WORK REQUEST »
Locate the word "data" in the material, then show every line that holds it.

SOURCE RECORDS »
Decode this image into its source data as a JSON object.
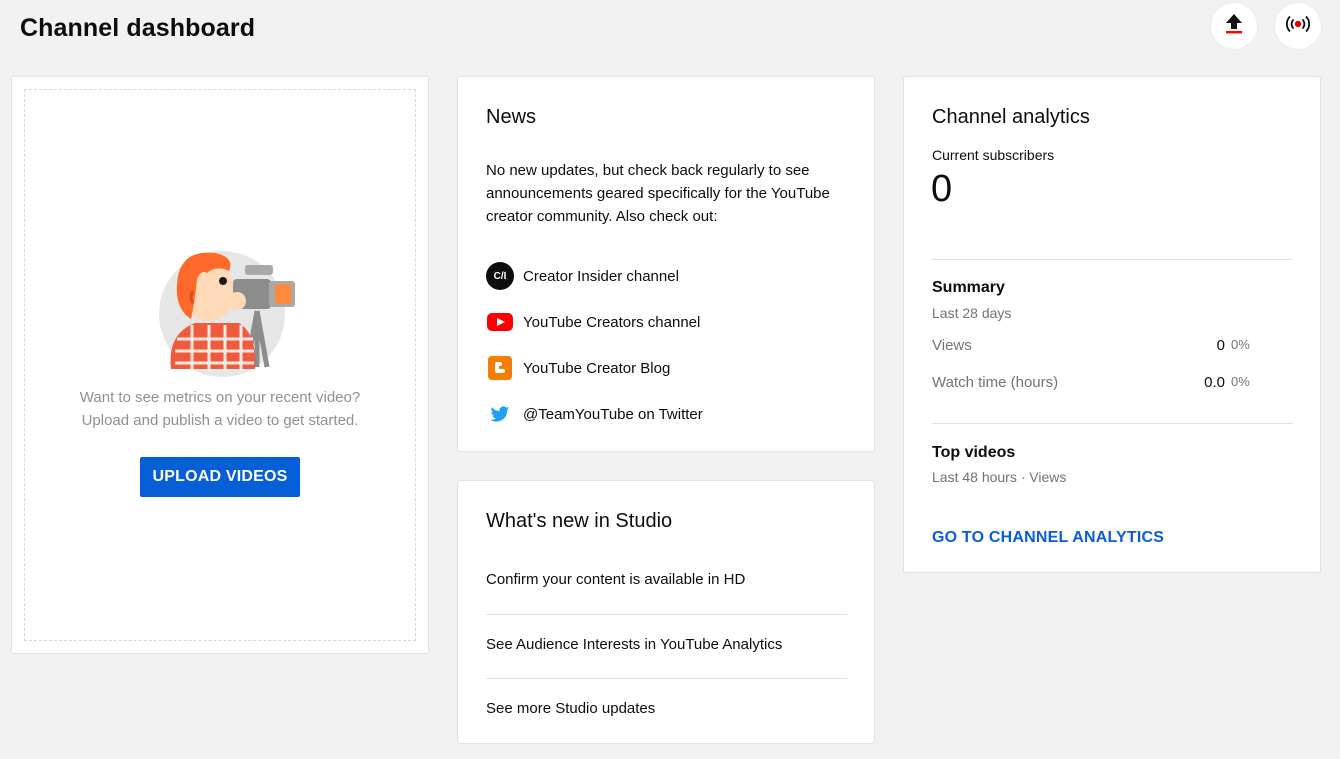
{
  "header": {
    "title": "Channel dashboard",
    "upload_icon": "upload-icon",
    "live_icon": "go-live-icon",
    "accent_color": "#065fd4",
    "brand_red": "#ff0000"
  },
  "upload_card": {
    "illustration": "camera-operator-illustration",
    "line1": "Want to see metrics on your recent video?",
    "line2": "Upload and publish a video to get started.",
    "button_label": "UPLOAD VIDEOS"
  },
  "news": {
    "title": "News",
    "body": "No new updates, but check back regularly to see announcements geared specifically for the YouTube creator community. Also check out:",
    "links": [
      {
        "label": "Creator Insider channel",
        "icon": "creator-insider-icon",
        "icon_text": "C/I"
      },
      {
        "label": "YouTube Creators channel",
        "icon": "youtube-icon"
      },
      {
        "label": "YouTube Creator Blog",
        "icon": "blogger-icon"
      },
      {
        "label": "@TeamYouTube on Twitter",
        "icon": "twitter-icon"
      }
    ]
  },
  "whats_new": {
    "title": "What's new in Studio",
    "items": [
      "Confirm your content is available in HD",
      "See Audience Interests in YouTube Analytics",
      "See more Studio updates"
    ]
  },
  "analytics": {
    "title": "Channel analytics",
    "subscribers_label": "Current subscribers",
    "subscribers_value": "0",
    "summary_title": "Summary",
    "summary_period": "Last 28 days",
    "metrics": [
      {
        "label": "Views",
        "value": "0",
        "change": "0%"
      },
      {
        "label": "Watch time (hours)",
        "value": "0.0",
        "change": "0%"
      }
    ],
    "top_videos_title": "Top videos",
    "top_videos_period": "Last 48 hours · Views",
    "link_label": "GO TO CHANNEL ANALYTICS"
  }
}
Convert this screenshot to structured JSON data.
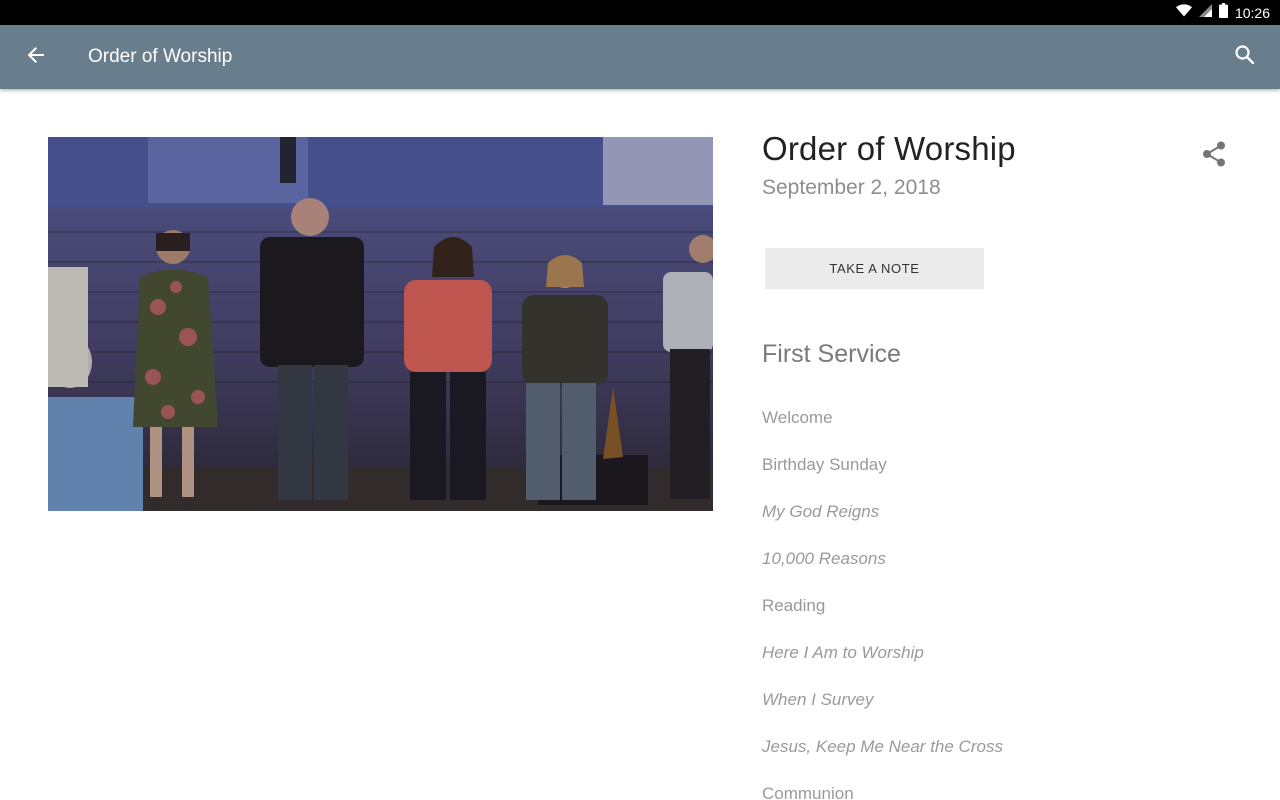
{
  "statusbar": {
    "time": "10:26",
    "icons": [
      "wifi-icon",
      "signal-icon",
      "battery-icon"
    ]
  },
  "appbar": {
    "title": "Order of Worship",
    "back_icon": "arrow-back-icon",
    "search_icon": "search-icon",
    "color": "#687e8d"
  },
  "hero": {
    "image": "worship-team-singing-on-stage-photo"
  },
  "detail": {
    "title": "Order of Worship",
    "date": "September 2, 2018",
    "share_icon": "share-icon",
    "take_note_label": "TAKE A NOTE"
  },
  "service": {
    "title": "First Service",
    "items": [
      {
        "label": "Welcome",
        "type": "text"
      },
      {
        "label": "Birthday Sunday",
        "type": "text"
      },
      {
        "label": "My God Reigns",
        "type": "song"
      },
      {
        "label": "10,000 Reasons",
        "type": "song"
      },
      {
        "label": "Reading",
        "type": "text"
      },
      {
        "label": "Here I Am to Worship",
        "type": "song"
      },
      {
        "label": "When I Survey",
        "type": "song"
      },
      {
        "label": "Jesus, Keep Me Near the Cross",
        "type": "song"
      },
      {
        "label": "Communion",
        "type": "text"
      }
    ]
  }
}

OUTPUT BELOW »
Decode this image into its source data as a JSON object.
Convert this screenshot to structured JSON data.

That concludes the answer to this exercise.